What the task asks: Search the material below for the word "jdeskpane". Copy every line where it is found.
··· Records to use
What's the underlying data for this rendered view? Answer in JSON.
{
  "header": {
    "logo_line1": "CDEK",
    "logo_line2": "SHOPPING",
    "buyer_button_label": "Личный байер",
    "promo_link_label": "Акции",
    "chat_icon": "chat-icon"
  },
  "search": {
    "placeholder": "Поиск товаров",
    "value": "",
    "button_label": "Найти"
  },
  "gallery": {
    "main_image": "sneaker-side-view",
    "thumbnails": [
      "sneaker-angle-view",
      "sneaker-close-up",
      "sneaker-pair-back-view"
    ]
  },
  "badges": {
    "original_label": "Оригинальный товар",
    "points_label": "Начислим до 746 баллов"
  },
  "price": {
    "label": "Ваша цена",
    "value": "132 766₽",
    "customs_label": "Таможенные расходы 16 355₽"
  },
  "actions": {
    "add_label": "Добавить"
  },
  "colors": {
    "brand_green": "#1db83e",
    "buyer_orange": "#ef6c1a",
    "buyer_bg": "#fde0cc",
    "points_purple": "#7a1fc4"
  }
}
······
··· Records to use
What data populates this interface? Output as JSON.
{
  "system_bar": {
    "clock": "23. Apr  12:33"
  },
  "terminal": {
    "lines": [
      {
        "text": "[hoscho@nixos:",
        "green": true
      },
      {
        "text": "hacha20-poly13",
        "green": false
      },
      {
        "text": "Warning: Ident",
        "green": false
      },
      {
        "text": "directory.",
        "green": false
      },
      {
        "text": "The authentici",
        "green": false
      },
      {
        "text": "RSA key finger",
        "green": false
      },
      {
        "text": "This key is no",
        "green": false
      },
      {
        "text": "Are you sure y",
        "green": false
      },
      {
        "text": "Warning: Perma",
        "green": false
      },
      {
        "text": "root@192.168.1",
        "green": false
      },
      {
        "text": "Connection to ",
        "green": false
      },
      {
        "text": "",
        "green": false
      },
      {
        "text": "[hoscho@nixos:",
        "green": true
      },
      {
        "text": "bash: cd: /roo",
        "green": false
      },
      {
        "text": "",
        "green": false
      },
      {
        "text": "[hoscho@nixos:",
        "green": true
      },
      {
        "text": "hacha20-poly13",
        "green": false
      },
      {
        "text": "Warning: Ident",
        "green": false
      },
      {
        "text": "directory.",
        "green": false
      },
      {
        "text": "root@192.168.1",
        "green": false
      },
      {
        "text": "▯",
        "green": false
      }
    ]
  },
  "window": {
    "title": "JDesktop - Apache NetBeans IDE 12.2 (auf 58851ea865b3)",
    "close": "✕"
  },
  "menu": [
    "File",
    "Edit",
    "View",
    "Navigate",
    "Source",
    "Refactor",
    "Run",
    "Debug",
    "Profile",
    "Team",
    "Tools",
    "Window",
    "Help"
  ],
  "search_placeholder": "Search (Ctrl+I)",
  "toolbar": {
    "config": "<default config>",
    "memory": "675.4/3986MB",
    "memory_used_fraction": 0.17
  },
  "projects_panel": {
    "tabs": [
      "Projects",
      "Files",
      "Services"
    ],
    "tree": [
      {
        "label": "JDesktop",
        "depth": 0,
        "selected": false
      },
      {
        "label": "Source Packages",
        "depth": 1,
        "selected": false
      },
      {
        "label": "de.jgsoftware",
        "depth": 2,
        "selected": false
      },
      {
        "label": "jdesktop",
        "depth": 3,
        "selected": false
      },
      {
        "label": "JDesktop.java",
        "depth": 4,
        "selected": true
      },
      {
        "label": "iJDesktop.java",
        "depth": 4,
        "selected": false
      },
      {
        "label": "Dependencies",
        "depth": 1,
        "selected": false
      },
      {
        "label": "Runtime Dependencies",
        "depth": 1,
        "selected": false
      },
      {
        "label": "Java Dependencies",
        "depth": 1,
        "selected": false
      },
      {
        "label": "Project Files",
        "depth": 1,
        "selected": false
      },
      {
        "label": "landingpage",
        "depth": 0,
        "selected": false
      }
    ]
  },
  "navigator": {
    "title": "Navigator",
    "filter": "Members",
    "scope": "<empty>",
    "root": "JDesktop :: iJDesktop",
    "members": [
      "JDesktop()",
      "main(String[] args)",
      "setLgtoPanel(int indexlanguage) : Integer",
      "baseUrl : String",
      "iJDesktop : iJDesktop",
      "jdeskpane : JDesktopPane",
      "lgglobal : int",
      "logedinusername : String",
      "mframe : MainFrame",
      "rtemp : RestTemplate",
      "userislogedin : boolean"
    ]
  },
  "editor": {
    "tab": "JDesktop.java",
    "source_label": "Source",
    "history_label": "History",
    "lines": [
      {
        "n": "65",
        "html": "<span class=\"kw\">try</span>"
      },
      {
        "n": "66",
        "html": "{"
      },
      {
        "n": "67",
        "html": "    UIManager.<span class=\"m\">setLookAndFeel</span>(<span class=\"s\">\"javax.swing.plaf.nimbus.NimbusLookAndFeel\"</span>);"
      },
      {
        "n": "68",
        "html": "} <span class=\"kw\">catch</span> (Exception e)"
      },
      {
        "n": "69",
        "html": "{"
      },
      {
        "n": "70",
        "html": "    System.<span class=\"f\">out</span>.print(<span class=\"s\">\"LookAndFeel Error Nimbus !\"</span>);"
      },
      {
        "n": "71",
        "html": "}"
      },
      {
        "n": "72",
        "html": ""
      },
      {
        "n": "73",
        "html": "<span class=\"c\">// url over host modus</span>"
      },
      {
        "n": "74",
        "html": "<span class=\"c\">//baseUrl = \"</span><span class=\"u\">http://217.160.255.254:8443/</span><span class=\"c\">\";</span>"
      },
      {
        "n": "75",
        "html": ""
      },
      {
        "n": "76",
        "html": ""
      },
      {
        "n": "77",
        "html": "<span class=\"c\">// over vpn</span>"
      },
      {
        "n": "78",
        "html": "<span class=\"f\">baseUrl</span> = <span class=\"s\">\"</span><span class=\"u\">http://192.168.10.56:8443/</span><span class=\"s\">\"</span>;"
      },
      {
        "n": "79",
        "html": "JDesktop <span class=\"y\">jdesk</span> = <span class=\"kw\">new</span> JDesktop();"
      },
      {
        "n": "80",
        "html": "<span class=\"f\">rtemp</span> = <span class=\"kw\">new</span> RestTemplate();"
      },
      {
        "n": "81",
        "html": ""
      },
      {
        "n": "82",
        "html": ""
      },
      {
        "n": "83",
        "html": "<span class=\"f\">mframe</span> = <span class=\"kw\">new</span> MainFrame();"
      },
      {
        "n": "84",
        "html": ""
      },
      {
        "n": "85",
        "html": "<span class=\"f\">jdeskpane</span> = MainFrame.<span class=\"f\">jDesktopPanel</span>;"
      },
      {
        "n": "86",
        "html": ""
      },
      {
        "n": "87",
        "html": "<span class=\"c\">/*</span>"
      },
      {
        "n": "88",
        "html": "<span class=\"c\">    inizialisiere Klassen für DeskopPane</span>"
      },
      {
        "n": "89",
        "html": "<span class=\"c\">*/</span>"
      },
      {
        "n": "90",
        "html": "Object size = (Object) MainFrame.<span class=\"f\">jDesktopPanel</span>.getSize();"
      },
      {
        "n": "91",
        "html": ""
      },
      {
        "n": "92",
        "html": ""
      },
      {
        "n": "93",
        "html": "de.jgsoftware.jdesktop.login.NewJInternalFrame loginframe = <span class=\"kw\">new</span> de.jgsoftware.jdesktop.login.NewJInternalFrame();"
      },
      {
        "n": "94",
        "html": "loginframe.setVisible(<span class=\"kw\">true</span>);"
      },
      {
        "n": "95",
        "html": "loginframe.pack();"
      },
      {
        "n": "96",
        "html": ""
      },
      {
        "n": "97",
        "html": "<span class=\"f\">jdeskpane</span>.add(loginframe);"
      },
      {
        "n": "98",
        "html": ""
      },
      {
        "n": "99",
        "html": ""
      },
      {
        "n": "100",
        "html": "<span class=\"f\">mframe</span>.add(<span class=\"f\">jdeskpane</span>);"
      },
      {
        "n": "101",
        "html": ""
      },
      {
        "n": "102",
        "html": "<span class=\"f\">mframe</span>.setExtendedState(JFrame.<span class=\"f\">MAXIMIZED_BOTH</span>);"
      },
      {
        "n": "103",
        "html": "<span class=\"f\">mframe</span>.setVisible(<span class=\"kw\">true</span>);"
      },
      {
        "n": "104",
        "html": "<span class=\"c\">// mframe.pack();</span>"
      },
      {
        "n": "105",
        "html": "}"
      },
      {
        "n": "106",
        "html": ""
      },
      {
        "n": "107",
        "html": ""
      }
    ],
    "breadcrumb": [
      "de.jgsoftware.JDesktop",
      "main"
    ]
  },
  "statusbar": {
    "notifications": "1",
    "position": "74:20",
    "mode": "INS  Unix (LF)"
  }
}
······
Solved problem:
      "jdeskpane : JDesktopPane",
        "html": "<span class=\"f\">jdeskpane</span> = MainFrame.<span class=\"f\">jDesktopPanel</span>;"
        "html": "<span class=\"f\">jdeskpane</span>.add(loginframe);"
        "html": "<span class=\"f\">mframe</span>.add(<span class=\"f\">jdeskpane</span>);"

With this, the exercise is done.